Freeman said: ‘It’s hard to understand the court system while my grandfather is still on ice. If my mother died we would come together as a family and take care of everything.
‘I’m standing here now to take care of everything for my grandfather. I just want to see a proper burial, and family comes first.’
Freeman said he had a relationship with his grandfather for eight years. He added that it was ‘by no means an easy, smooth relationship,’ but said that he couldn’t judge him.
THE ‘CHILDREN’, ‘GRANDSON’ AND MEMORABILIA COLLECTOR WHO ARE FIGHTING FOR CHARLES MANSON’S BODY AND ESTATE
Charles Manson died in November and since then, two of his ‘children’, a ‘grandson’ and a memorabilia collector have turned up in Los Angeles to claim the cult leader’s body and his estate.
Evans, 48, only recently stepped forward to stake her claim on Manson’s corpse and estate.
She says she was born at the Spahn Ranch and was given up at birth by her mother Andrea Kavakow, only discovering who her father was at age 15.
Evans told DailyMail.com: ‘It’s something I’ve had to grow to live with. I’ve got as much right as the next person to stake a claim to his estate.’
Roberts is a musician who lives in LA. He was adopted and grew up in Rockford, Illinois, was told that Manson was his real father, after he tracked down his biological mother in 2001.
She told Roberts she was raped by Manson during a drug-fueled orgy nine months before he was born in 1968 – but she later claimed it was not rape but ‘vigorous sex’.
Although attempted, DNA tests have proved inconclusive, and Roberts claims that Manson knew he was his son – and even sent people to find him.
Roberts claims to have a new typed will that was signed by Manson before he died.
Channels is a well-known Manson collector and historian, was a long-time pen pal of the cult leader and had been communicating with him for 20 years.
He claims that in 2002 Manson drafted a will and handed it to him.
However, Roberts’ lawyers have said that Channels’ will might not be authentic because Manson’s signature lacks a swastika – something that he normally signs with.
Freeman, 41, a Florida oil rigger, claims to be Manson’s grandson and next of kin.
He has filed documents to prove he’s Charles Manson Jr.’s son but the claim has not been confirmed.

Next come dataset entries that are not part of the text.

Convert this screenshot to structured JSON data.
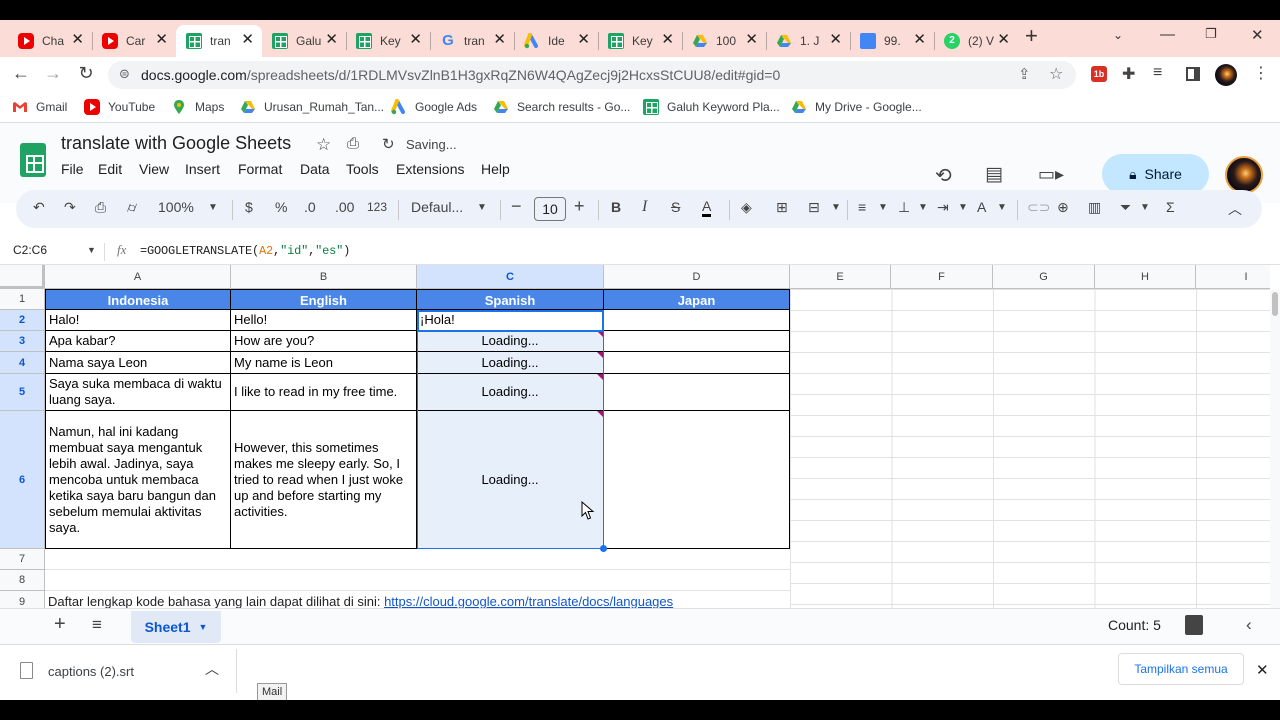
{
  "browser": {
    "tabs": [
      {
        "label": "Cha",
        "icon": "youtube-icon",
        "active": false
      },
      {
        "label": "Car",
        "icon": "youtube-icon",
        "active": false
      },
      {
        "label": "tran",
        "icon": "sheets-icon",
        "active": true
      },
      {
        "label": "Galu",
        "icon": "sheets-icon",
        "active": false
      },
      {
        "label": "Key",
        "icon": "sheets-icon",
        "active": false
      },
      {
        "label": "tran",
        "icon": "google-icon",
        "active": false
      },
      {
        "label": "Ide",
        "icon": "google-ads-icon",
        "active": false
      },
      {
        "label": "Key",
        "icon": "sheets-icon",
        "active": false
      },
      {
        "label": "100",
        "icon": "google-drive-icon",
        "active": false
      },
      {
        "label": "1. J",
        "icon": "google-drive-icon",
        "active": false
      },
      {
        "label": "99.",
        "icon": "docs-icon",
        "active": false
      },
      {
        "label": "(2) V",
        "icon": "whatsapp-icon",
        "active": false
      }
    ],
    "url_host": "docs.google.com",
    "url_path": "/spreadsheets/d/1RDLMVsvZlnB1H3gxRqZN6W4QAgZecj9j2HcxsStCUU8/edit#gid=0",
    "bookmarks": [
      {
        "label": "Gmail",
        "icon": "gmail-icon"
      },
      {
        "label": "YouTube",
        "icon": "youtube-icon"
      },
      {
        "label": "Maps",
        "icon": "maps-icon"
      },
      {
        "label": "Urusan_Rumah_Tan...",
        "icon": "google-drive-icon"
      },
      {
        "label": "Google Ads",
        "icon": "google-ads-icon"
      },
      {
        "label": "Search results - Go...",
        "icon": "google-drive-icon"
      },
      {
        "label": "Galuh Keyword Pla...",
        "icon": "sheets-icon"
      },
      {
        "label": "My Drive - Google...",
        "icon": "google-drive-icon"
      }
    ]
  },
  "doc": {
    "title": "translate with Google Sheets",
    "save_status": "Saving...",
    "menus": [
      "File",
      "Edit",
      "View",
      "Insert",
      "Format",
      "Data",
      "Tools",
      "Extensions",
      "Help"
    ],
    "share_label": "Share"
  },
  "toolbar": {
    "zoom": "100%",
    "currency": "$",
    "percent": "%",
    "dec_decrease": ".0",
    "dec_increase": ".00",
    "number_format": "123",
    "font": "Defaul...",
    "font_size": "10"
  },
  "formula_bar": {
    "name_box": "C2:C6",
    "fx": "fx",
    "formula_prefix": "=GOOGLETRANSLATE(",
    "formula_ref": "A2",
    "formula_sep1": ",",
    "formula_arg2": "\"id\"",
    "formula_sep2": ",",
    "formula_arg3": "\"es\"",
    "formula_suffix": ")"
  },
  "grid": {
    "columns": [
      "A",
      "B",
      "C",
      "D",
      "E",
      "F",
      "G",
      "H",
      "I"
    ],
    "rows": [
      "1",
      "2",
      "3",
      "4",
      "5",
      "6",
      "7",
      "8",
      "9"
    ],
    "header": [
      "Indonesia",
      "English",
      "Spanish",
      "Japan"
    ],
    "data": [
      [
        "Halo!",
        "Hello!",
        "¡Hola!",
        ""
      ],
      [
        "Apa kabar?",
        "How are you?",
        "Loading...",
        ""
      ],
      [
        "Nama saya Leon",
        "My name is Leon",
        "Loading...",
        ""
      ],
      [
        "Saya suka membaca di waktu luang saya.",
        "I like to read in my free time.",
        "Loading...",
        ""
      ],
      [
        "Namun, hal ini kadang membuat saya mengantuk lebih awal. Jadinya, saya mencoba untuk membaca ketika saya baru bangun dan sebelum memulai aktivitas saya.",
        "However, this sometimes makes me sleepy early. So, I tried to read when I just woke up and before starting my activities.",
        "Loading...",
        ""
      ]
    ],
    "note_text": "Daftar lengkap kode bahasa yang lain dapat dilihat di sini: ",
    "note_link": "https://cloud.google.com/translate/docs/languages"
  },
  "sheets": {
    "active_sheet": "Sheet1",
    "count": "Count: 5"
  },
  "downloads": {
    "file": "captions (2).srt",
    "show_all": "Tampilkan semua",
    "tooltip": "Mail"
  }
}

Freeman said if he received Manson’s remains, he would cremate them and spread them secretly so the location couldn’t be turned into a morbid tourist destination.